    ex1 and ex2

    ex2 will not be evaluated if ex1 evaluates to False. Think about why.

  • Also, in boolean expression of the form

    ex1 or ex2

    ex2 will not be evaluated if ex1 evalues to True.

  • This “short-circuiting” is common across many programming languages.


  1. Write a boolean expression to determine if two circles, with centers at locations x0, y0 and x1, y1 and radii r0 and r1 intersect.

  2. Suppose you have a tuple that stores the semester and year a course was taken, as in

    when = ('Spring',2013)

    Write a function that takes two such lists as arguments and returns True if the first list represents an earlier semester and False otherwise. The possible semesters are 'Spring' and 'Fall'.

More Complicated/Nested If Statements

  • We can place if statements inside of other if statements.

  • To illustrate

    if ex1:
        if ex2:
        elif ex3:
    elif ex4:
  • We can also work back and forth between this structure and a single level if, elif, elif, else structure.

  • We will work through this example in class.

Example: Ordering Three Values
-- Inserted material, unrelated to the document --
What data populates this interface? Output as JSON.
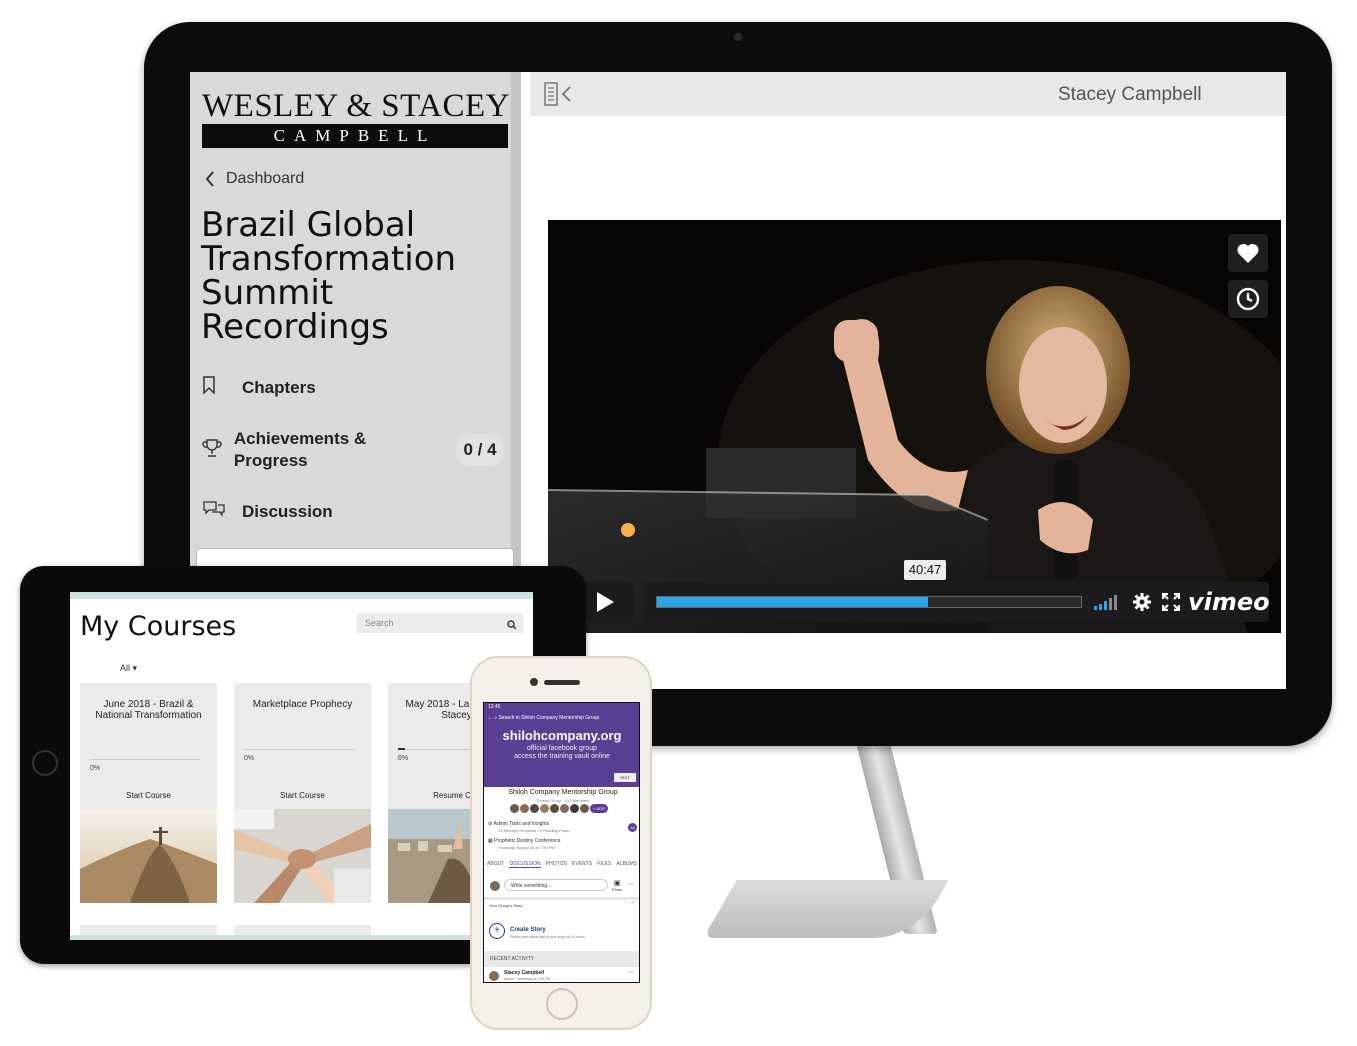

  • Suppose three siblings, Dale, Erin and Sam, have heights stored in the variables hd, he and hs, respectively .
  • We’d like code to print the names in order of height from greatest to least.
  • We’ll consider doing this with nested if statements and with a single-level if, elif structure.

Part 2 Exercise
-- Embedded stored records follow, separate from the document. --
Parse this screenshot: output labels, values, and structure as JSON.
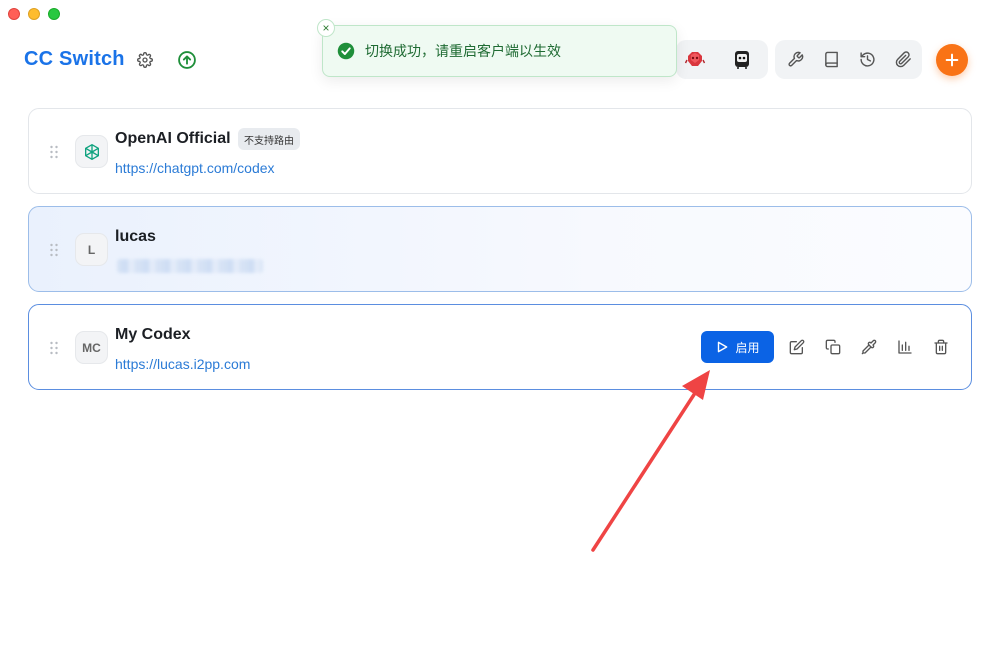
{
  "app": {
    "title": "CC Switch"
  },
  "toast": {
    "message": "切换成功，请重启客户端以生效",
    "close_icon": "×"
  },
  "header": {
    "icons": [
      "gear-icon",
      "upload-arrow-icon",
      "red-mascot-icon",
      "dark-mascot-icon",
      "wrench-icon",
      "book-icon",
      "history-icon",
      "paperclip-icon",
      "plus-icon"
    ]
  },
  "providers": [
    {
      "name": "OpenAI Official",
      "badge": "不支持路由",
      "url": "https://chatgpt.com/codex",
      "avatar_icon": "openai-logo-icon"
    },
    {
      "name": "lucas",
      "avatar_letter": "L",
      "url_obscured": true
    },
    {
      "name": "My Codex",
      "avatar_letter": "MC",
      "url": "https://lucas.i2pp.com",
      "enable_label": "启用"
    }
  ],
  "colors": {
    "brand": "#1a73e8",
    "accent_orange": "#f97316",
    "primary_button": "#0b63e5",
    "success_green": "#1f8f3a",
    "link": "#2b7bd6",
    "annotation_arrow": "#ef4444"
  }
}
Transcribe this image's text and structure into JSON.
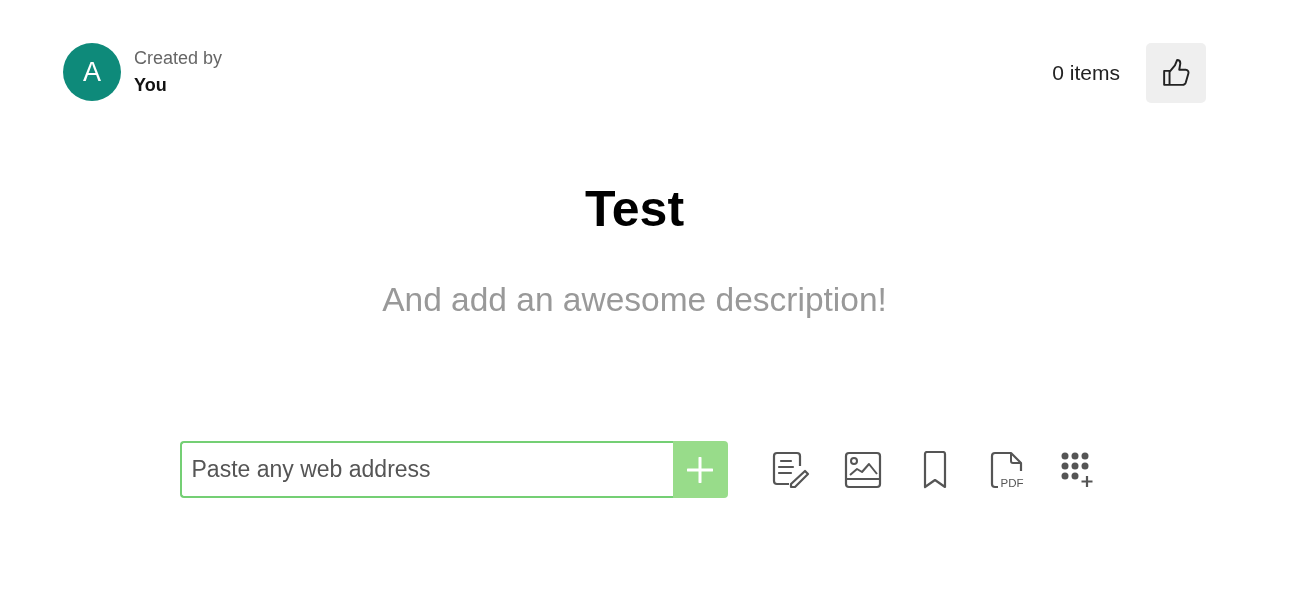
{
  "header": {
    "avatar_initial": "A",
    "creator_label": "Created by",
    "creator_name": "You",
    "items_count": "0 items"
  },
  "title": "Test",
  "description": {
    "placeholder": "And add an awesome description!"
  },
  "link_input": {
    "placeholder": "Paste any web address"
  },
  "tools": [
    {
      "kind": "note"
    },
    {
      "kind": "image"
    },
    {
      "kind": "bookmark"
    },
    {
      "kind": "pdf",
      "label": "PDF"
    },
    {
      "kind": "apps"
    }
  ]
}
  1. In the following code, for what values of x and y does the code print 1, for what values does the code print 2, and for what values does the code print nothing at all?

    if x>5 and y<10:
        if x<5 or y>2:
            if y>3 or z<3:
                print 1
            print 2
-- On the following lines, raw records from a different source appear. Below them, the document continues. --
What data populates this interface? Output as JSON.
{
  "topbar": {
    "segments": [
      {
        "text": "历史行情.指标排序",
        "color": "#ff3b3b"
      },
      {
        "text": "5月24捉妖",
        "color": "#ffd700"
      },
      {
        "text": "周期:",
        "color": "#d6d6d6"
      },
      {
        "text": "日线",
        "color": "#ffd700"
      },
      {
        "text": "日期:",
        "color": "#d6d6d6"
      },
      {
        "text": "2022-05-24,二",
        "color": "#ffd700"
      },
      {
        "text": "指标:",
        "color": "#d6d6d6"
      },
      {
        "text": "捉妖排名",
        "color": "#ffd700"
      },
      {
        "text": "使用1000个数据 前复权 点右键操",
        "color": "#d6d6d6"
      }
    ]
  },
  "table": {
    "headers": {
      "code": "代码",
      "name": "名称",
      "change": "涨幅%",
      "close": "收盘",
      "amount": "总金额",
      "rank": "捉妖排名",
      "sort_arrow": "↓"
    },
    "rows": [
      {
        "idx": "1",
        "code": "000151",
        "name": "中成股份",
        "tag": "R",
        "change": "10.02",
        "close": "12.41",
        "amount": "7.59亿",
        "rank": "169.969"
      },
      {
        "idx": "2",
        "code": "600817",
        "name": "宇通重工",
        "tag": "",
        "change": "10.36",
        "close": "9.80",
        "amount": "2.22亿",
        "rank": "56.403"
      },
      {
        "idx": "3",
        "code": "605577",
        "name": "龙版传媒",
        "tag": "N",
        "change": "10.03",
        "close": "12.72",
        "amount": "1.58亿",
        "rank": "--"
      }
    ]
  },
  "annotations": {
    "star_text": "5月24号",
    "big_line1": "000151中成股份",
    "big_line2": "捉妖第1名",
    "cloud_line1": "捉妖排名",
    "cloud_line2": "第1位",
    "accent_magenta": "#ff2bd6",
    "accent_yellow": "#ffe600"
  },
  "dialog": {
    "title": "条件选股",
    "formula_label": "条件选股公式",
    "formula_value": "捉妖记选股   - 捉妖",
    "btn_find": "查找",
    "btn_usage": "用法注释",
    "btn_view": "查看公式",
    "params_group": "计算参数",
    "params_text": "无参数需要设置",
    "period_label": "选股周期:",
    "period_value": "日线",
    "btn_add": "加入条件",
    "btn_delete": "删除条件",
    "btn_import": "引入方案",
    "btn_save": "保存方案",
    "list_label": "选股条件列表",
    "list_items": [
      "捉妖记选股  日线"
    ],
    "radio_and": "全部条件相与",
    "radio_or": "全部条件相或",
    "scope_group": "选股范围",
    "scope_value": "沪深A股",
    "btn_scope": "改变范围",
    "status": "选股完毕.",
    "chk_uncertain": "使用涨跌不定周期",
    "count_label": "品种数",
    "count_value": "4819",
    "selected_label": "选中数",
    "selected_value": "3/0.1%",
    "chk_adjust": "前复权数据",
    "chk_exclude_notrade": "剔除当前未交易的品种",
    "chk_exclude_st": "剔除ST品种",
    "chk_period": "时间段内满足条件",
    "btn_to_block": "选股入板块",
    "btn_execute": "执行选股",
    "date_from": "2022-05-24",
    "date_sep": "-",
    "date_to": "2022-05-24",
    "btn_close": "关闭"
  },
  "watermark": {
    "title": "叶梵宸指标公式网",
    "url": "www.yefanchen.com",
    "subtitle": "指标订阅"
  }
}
    The moral of the story is that you should be careful to ensure that your logic and if structures cover the entire range of possibilities!

  2. Check that a string contains a float.

  3. Suppose we represent the date as three integers in a tuple giving the month, the day and the year, as in

    d = (2, 26, 2103)

    Write a Python function called is_earlier that takes two date lists and returns True if the first date, d1 is earlier than the second, d2. It should return False otherwise. Try to write this in three different ways:

    1. Nested ifs,
    2. if - elif - elif - else,
    3. A single boolean expression.

Part 3: Storing Conditionals

  • Sometimes we store the result of boolean expressions in a variable for later use:

    f = float(raw_input("Enter a Fahrenheit temperature: "))
    is_below_freezing = f < 32.0
    if is_below_freezing:
        print "Brrr.  It is cold"
  • We use this to

    • Make code clearer
    • Avoid repeating tests

Example from the Textbook

  • Doctors often suggest a patient’s risk of heart disease in terms of a combination of the BMI (body mask index) and age using the following table:

      Age \leq 45 Age > 45
    BMI < 22.0 Low Medium
    BMI \geq 22.0 Medium High
  • Assuming the values for a patient are stored in variables age and bmi, we can write the following code

    slim = bmi < 22.0
    young = age <= 45
    if young:
       if slim:
          risk = 'low'
          risk = 'medium'
      if slim:
          risk = 'medium'
          risk = 'high'


  1. Rewrite the previous code without the nested if’s. There are several good solutions.
  2. Make the code for checking whether two circles intersect unbreakable.
  3. Write code to check if two rectangles intersect.

Summary of Discussion of If Statements and Logic

  • Logic is a crucial component of every program.
  • Basic rules of logic, including DeMorgan’s laws, help us to write and understand boolean expressions.
  • It sometimes requires careful, precise thinking, even at the level of a proof, to ensure logical expressions and if statement structures are correct.
    • Many bugs in supposedly-working programs are caused by conditions that the programmers did not fully consider.
  • If statements can be structured in many ways, sometimes nested several levels deep.
    • Nesting deeply can lead to confusing code, however.
    • Warning specifically for Python: you can easily change the meaning of your program by accidentally changing indentation. It is very hard to debug these changes.
  • Using variables to store boolean values can make code easier to understand and avoids repeated tests.
  • Make sure your logic and resulting expressions cover the universe of possibilities!